  • Member
  • 730 posts

Posted 14 October 2020 - 02:37 PM

My guess is the Twins drop about 50-60 million from their payroll. Be real here people. If they think they are gonna lose all of that money they will non-tender a bunch of guys and use minor league players. 

 

I would be the payroll settles into that 85-95 million dollar range when it's all said and done. 


#17 tony&rodney

tony&rodney

    Cedar Rapids Kernels

  • Member
  • 190 posts

Posted 14 October 2020 - 02:54 PM

Or, think the long game. The Twins ascertain that the market will be cool for free agents and stuff themselves with a few players who want to win, bringing payroll to $150 million. 2020 turns over and 2021 brings many positive changes that includes people in the seats, full crowds, good weather, and a World Series that brings the team moola.

  • chpettit19 likes this

#18 DocBauer

DocBauer

    Senior Member

  • Member
  • 6,922 posts

Posted 14 October 2020 - 07:19 PM

Skipping the massive math in the thread that I just won't address, lol, just a few comments. Sorry, but I said some of this on the front page as well.

While some guys will absolutely be paid, the general FA $ will be depressed. The problem with that is every/most teams will have depressed payroll cuts making lower values of offers equalizing out. Now, it's possible large market teams, with different revenue streams from merchandising and TV/radio deals could have lost less and be expected to spend more, I'm assuming a general loss % across the board.

Where it could get reaĺy interesting is a glut of non-tendered players to offset loses. Suddenly the pool gets deeper.

As to more of the original topic, there is still the CBA beyond 2021 to be determined. So any sort of backloaded contract may be impossible to predict, much less embraced. Logic would seem to dictate...lol at logic when it comes to MLB CBA contracts...would be status quo for multi-year offers vs some proration.

As to signing bonuses, my understanding has always been that incentives are allowed in MLB. Everything from performance numbers and bonus dollars to securing earnings the next season, including a guaranteed deal. But thus far, no CBA deal has ever allowed any sort of signing bonus.
"Nice catch Hayes...don't ever f*****g do it again."

--Lou Brown


#19 chpettit19

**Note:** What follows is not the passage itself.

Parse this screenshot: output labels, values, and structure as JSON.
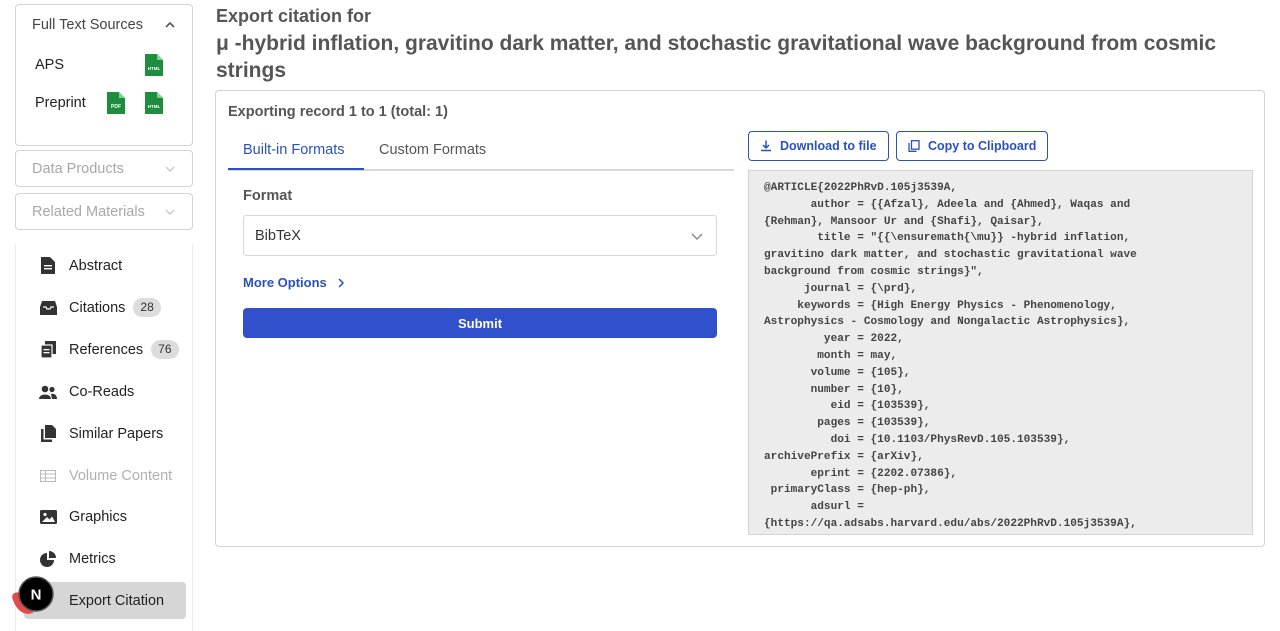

chpettit19

    Cedar Rapids Kernels

  • Member
  • 203 posts

Posted 15 October 2020 - 08:12 AM

 

We may not be as far off on the revenue and expense as I thought. My assumption for average profit per team is $40M/year or 1.2B for the 30 teams collectively. This substantially changes how long it will take to recoup losses. My source is Forbes.(see link) You are using a $2B number for profits. What is your source? I would change my stance if there was credible information the teams are making an average of $66M per team.

 

https://www.forbes.c...st/#tab:overall

I used the league numbers Forbes estimates for the larger breakdown of things and used some insider info on the $2B number. Not "I've seen the books" insider info so could certainly be some exaggeration from people trying to brag about things, but I'd be willing to wager quite a bit that the numbers are higher than the 1.2 Forbes guesses. Either way I think we're generally close on things. I just know the league is by no means being killed by this season. They have more money coming in than they'd like people to think.


#20 Major League Ready

Major League Ready

    Senior Member

  • Member
  • 2,282 posts

Posted 15 October 2020 - 08:46 AM

 

I used the league numbers Forbes estimates for the larger breakdown of things and used some insider info on the $2B number. Not "I've seen the books" insider info so could certainly be some exaggeration from people trying to brag about things, but I'd be willing to wager quite a bit that the numbers are higher than the 1.2 Forbes guesses. Either way I think we're generally close on things. I just know the league is by no means being killed by this season. They have more money coming in than they'd like people to think.

 

I have wondered about other sources of revenue looking at Forbes estimate for the Twins. They estimated $300M for 2019 and I was a little surprised. Even if they derive 45% of revenue from gate related income, that leaves $165M and their Local + National TV revenue is under $100M. What's the source of the other $65M? It does not seem to me like Forbes is underestimating revenue.